BOSSIER PARISH, LA (KSLA) - An ArkLaTex family and the Bossier Parish School District faced each other in court again Thursday morning in the Second Circuit Court of Appeal.
Daisy and Jeff Brammer initially thought their lawsuit against the BPSB was over when a jury sided with them in 2014. The Brammers sued the school board and a teacher for negligence after their son broke his arm during what they call an attack on the Carrie Martin Elementary School playground in 2012 when their son was 10-years-old.
"It's changed everything," said Daisy Brammer of the incident. "We'll never know the kind of kid he would have been had this not happened to him, because things like this change your personality," she said.
According to the Brammers, before the attack, the then 10-year-old, told a teacher the students were messing with him but claim the teacher did nothing.
"Their stance is, 'wasn't our fault,'" said Daisy Brammer.
In September 2014, a jury ordered the BPSB to pay the Brammer family $162,674.13 in damages and losses plus $4,110.50 in costs, totaling the amount owed to $166,784.63. The amount is something the Brammers explained they never asked for.
"When a judge came back with that number we were floored," Daisy Brammer said. "One thing people forget is we never asked for a dollar figure, my attorneys never looked at that jury and said award this family 'x' amount of dollars."
Thursday morning, the school district's attorney, Roland McKneely argued in appeals court, that reward amount is "abusively high" and the jury made the wrong decision in ruling in the Brammers favor. He wants the verdict thrown out.
"The Court minutes show that the Jury exited the courtroom at 4:38 p.m. and returned at 5:15 p.m. The jury did not request any evidence and did not have time to review any evidence," McKneely stated in the appeal document.
McKneely goes on to argue had the jury considered the actual evidence and followed the law, it could not have returned a verdict against the Bossier Parish School Board and/or the teacher involved.
"A school board is only responsible for reasonable supervision. This duty does not extend to constant supervision, which would require at least two adult supervisors for each student. Hindsight cannot be a factor in determining whether or not there was reasonable supervision," McKneely argued in the appeal brief.
In court, McKneely cited several precedent cases that indicated that a school board is not the insurer of the safety of its students.

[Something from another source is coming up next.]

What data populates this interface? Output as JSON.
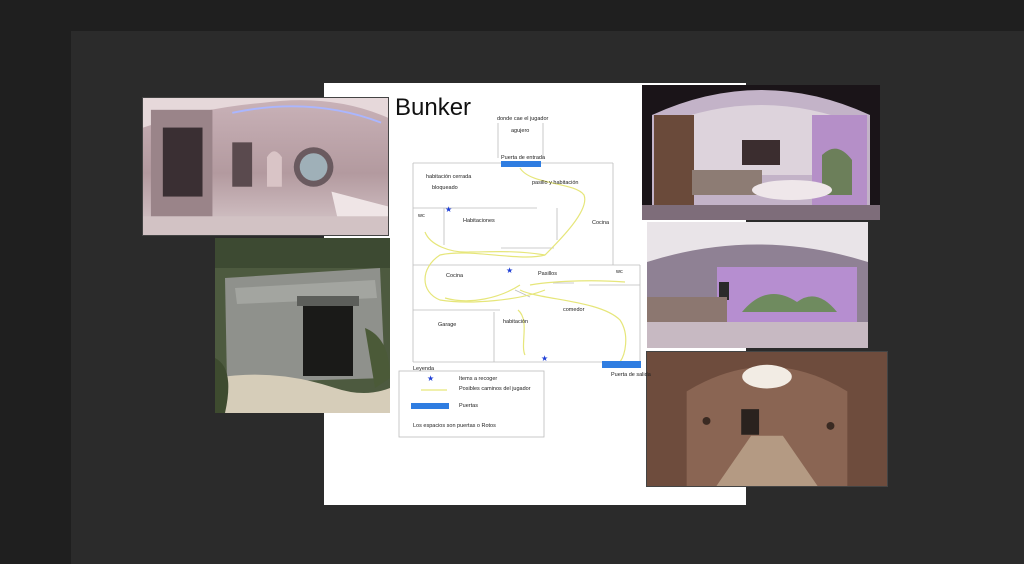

"To levy liability, as sought by the plaintiff, would effectively place the teacher in the same position, vis-a-vis the student, as a parent occupies toward his child," the McKneely's brief stated.
The brief goes on to say for educators, an imposition of liability without fault, would further handicap present-day school systems by diverting their attention from being centers of learning. McKneely also argues comparative fault should be applied, meaning Brammer's son and his alleged attackers should be faulted for what happened.
But the Brammers' attorney argued the jury's decision is reasonable.
"I have all the confidence in our team and the justice system," said Jeff Brammer.
McKneely also argued it was never proven in court that the Brammers are the biological parents of their son and did not have the right to file a suit on his behalf. The claim stunned the Brammers.
"I'm speechless truly speechless," said Daisy Brammer.
"It seems like it has been taken to a personal level," Jeff Brammer said of the claim.
McKneely told the appeal judges he filed the motion because the Brammers signed over their guardianship to someone else so their son could transfer schools after what happened.
"We did what we had to do, like what was said in court today and what was said in court a year and a half ago, we'd do it again, I'll do whatever it takes to protect my children," said Jeff Brammer.
The Brammers say filing a lawsuit was a last resort, after first attempting to work with school leaders.
"We asked for something to be fixed then, we didn't ask for this," said Jeff Brammer.
At the end of the day, they say it's not about the money, it's about bringing awareness to how the district handled their son's situation.
"I feel like the school board has put us through this, it's unbelievable, you cannot change behavior you won't acknowledge," said Daisy Brammer. "They will not acknowledge they made a mistake in any way, as long as they are digging their heels in and saying 'I didn't do it and it wasn't my fault,' then there won't be any changes made."
Roland McKneely maintains they will not be making further public statements concerning the case while it is pending.
The judges may file their opinion about the appeal within the next couple of months.